- [Problem description] Write out the records again exactly. Nothing should be dropped.

============

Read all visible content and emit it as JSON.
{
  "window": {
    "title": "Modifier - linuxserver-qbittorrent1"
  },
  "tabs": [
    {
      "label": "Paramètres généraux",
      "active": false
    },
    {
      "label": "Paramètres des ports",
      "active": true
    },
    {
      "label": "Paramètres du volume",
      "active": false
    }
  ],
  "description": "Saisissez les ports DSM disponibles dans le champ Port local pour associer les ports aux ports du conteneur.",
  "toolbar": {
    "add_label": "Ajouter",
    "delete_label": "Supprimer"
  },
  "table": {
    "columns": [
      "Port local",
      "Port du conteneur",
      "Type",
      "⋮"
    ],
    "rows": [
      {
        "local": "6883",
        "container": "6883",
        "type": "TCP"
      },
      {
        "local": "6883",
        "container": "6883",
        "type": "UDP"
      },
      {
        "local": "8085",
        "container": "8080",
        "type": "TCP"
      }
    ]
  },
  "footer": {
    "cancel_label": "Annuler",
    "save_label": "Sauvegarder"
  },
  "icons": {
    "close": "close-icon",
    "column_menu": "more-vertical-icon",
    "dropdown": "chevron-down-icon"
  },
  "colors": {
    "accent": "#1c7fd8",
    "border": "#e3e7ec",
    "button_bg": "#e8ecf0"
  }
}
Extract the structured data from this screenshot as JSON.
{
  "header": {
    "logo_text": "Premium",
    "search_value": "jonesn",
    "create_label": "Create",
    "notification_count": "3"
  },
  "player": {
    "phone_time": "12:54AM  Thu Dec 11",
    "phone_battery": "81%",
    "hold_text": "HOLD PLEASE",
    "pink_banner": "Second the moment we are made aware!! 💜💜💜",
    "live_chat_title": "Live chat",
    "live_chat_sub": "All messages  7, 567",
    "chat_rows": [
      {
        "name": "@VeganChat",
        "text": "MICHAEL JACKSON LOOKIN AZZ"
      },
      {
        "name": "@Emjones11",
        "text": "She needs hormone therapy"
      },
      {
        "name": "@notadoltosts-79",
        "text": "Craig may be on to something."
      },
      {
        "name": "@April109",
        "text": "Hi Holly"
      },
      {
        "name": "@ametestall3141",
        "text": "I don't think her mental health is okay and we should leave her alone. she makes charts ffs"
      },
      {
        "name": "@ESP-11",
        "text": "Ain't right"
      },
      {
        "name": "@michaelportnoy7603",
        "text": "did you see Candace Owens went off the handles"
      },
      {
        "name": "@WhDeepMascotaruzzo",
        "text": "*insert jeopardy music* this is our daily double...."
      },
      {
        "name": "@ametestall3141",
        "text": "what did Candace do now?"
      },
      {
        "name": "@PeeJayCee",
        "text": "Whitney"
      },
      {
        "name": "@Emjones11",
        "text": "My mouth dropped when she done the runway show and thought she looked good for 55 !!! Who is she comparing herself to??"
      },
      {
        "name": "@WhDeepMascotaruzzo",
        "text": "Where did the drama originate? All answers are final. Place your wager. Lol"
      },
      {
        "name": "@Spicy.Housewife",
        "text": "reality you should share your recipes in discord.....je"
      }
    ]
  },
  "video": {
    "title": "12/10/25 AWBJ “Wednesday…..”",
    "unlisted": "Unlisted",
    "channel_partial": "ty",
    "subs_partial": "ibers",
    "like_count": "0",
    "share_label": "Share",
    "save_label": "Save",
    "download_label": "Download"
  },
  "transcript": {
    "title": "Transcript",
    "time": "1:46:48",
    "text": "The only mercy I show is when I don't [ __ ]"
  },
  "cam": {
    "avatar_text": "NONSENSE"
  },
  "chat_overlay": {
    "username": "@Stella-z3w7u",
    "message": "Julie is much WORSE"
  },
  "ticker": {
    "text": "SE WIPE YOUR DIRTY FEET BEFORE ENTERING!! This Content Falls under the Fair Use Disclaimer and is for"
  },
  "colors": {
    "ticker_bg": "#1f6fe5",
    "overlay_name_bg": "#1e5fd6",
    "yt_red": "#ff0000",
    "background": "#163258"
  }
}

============

- [Solution below]
Read all visible content and emit it as JSON.
{
  "window": {
    "title": "Modifier - linuxserver-qbittorrent1"
  },
  "tabs": [
    {
      "label": "Paramètres généraux",
      "active": false
    },
    {
      "label": "Paramètres des ports",
      "active": true
    },
    {
      "label": "Paramètres du volume",
      "active": false
    }
  ],
  "description": "Saisissez les ports DSM disponibles dans le champ Port local pour associer les ports aux ports du conteneur.",
  "toolbar": {
    "add_label": "Ajouter",
    "delete_label": "Supprimer"
  },
  "table": {
    "columns": [
      "Port local",
      "Port du conteneur",
      "Type",
      "⋮"
    ],
    "rows": [
      {
        "local": "6883",
        "container": "6883",
        "type": "TCP"
      },
      {
        "local": "6883",
        "container": "6883",
        "type": "UDP"
      },
      {
        "local": "8085",
        "container": "8080",
        "type": "TCP"
      }
    ]
  },
  "footer": {
    "cancel_label": "Annuler",
    "save_label": "Sauvegarder"
  },
  "icons": {
    "close": "close-icon",
    "column_menu": "more-vertical-icon",
    "dropdown": "chevron-down-icon"
  },
  "colors": {
    "accent": "#1c7fd8",
    "border": "#e3e7ec",
    "button_bg": "#e8ecf0"
  }
}
Extract the structured data from this screenshot as JSON.
{
  "header": {
    "logo_text": "Premium",
    "search_value": "jonesn",
    "create_label": "Create",
    "notification_count": "3"
  },
  "player": {
    "phone_time": "12:54AM  Thu Dec 11",
    "phone_battery": "81%",
    "hold_text": "HOLD PLEASE",
    "pink_banner": "Second the moment we are made aware!! 💜💜💜",
    "live_chat_title": "Live chat",
    "live_chat_sub": "All messages  7, 567",
    "chat_rows": [
      {
        "name": "@VeganChat",
        "text": "MICHAEL JACKSON LOOKIN AZZ"
      },
      {
        "name": "@Emjones11",
        "text": "She needs hormone therapy"
      },
      {
        "name": "@notadoltosts-79",
        "text": "Craig may be on to something."
      },
      {
        "name": "@April109",
        "text": "Hi Holly"
      },
      {
        "name": "@ametestall3141",
        "text": "I don't think her mental health is okay and we should leave her alone. she makes charts ffs"
      },
      {
        "name": "@ESP-11",
        "text": "Ain't right"
      },
      {
        "name": "@michaelportnoy7603",
        "text": "did you see Candace Owens went off the handles"
      },
      {
        "name": "@WhDeepMascotaruzzo",
        "text": "*insert jeopardy music* this is our daily double...."
      },
      {
        "name": "@ametestall3141",
        "text": "what did Candace do now?"
      },
      {
        "name": "@PeeJayCee",
        "text": "Whitney"
      },
      {
        "name": "@Emjones11",
        "text": "My mouth dropped when she done the runway show and thought she looked good for 55 !!! Who is she comparing herself to??"
      },
      {
        "name": "@WhDeepMascotaruzzo",
        "text": "Where did the drama originate? All answers are final. Place your wager. Lol"
      },
      {
        "name": "@Spicy.Housewife",
        "text": "reality you should share your recipes in discord.....je"
      }
    ]
  },
  "video": {
    "title": "12/10/25 AWBJ “Wednesday…..”",
    "unlisted": "Unlisted",
    "channel_partial": "ty",
    "subs_partial": "ibers",
    "like_count": "0",
    "share_label": "Share",
    "save_label": "Save",
    "download_label": "Download"
  },
  "transcript": {
    "title": "Transcript",
    "time": "1:46:48",
    "text": "The only mercy I show is when I don't [ __ ]"
  },
  "cam": {
    "avatar_text": "NONSENSE"
  },
  "chat_overlay": {
    "username": "@Stella-z3w7u",
    "message": "Julie is much WORSE"
  },
  "ticker": {
    "text": "SE WIPE YOUR DIRTY FEET BEFORE ENTERING!! This Content Falls under the Fair Use Disclaimer and is for"
  },
  "colors": {
    "ticker_bg": "#1f6fe5",
    "overlay_name_bg": "#1e5fd6",
    "yt_red": "#ff0000",
    "background": "#163258"
  }
}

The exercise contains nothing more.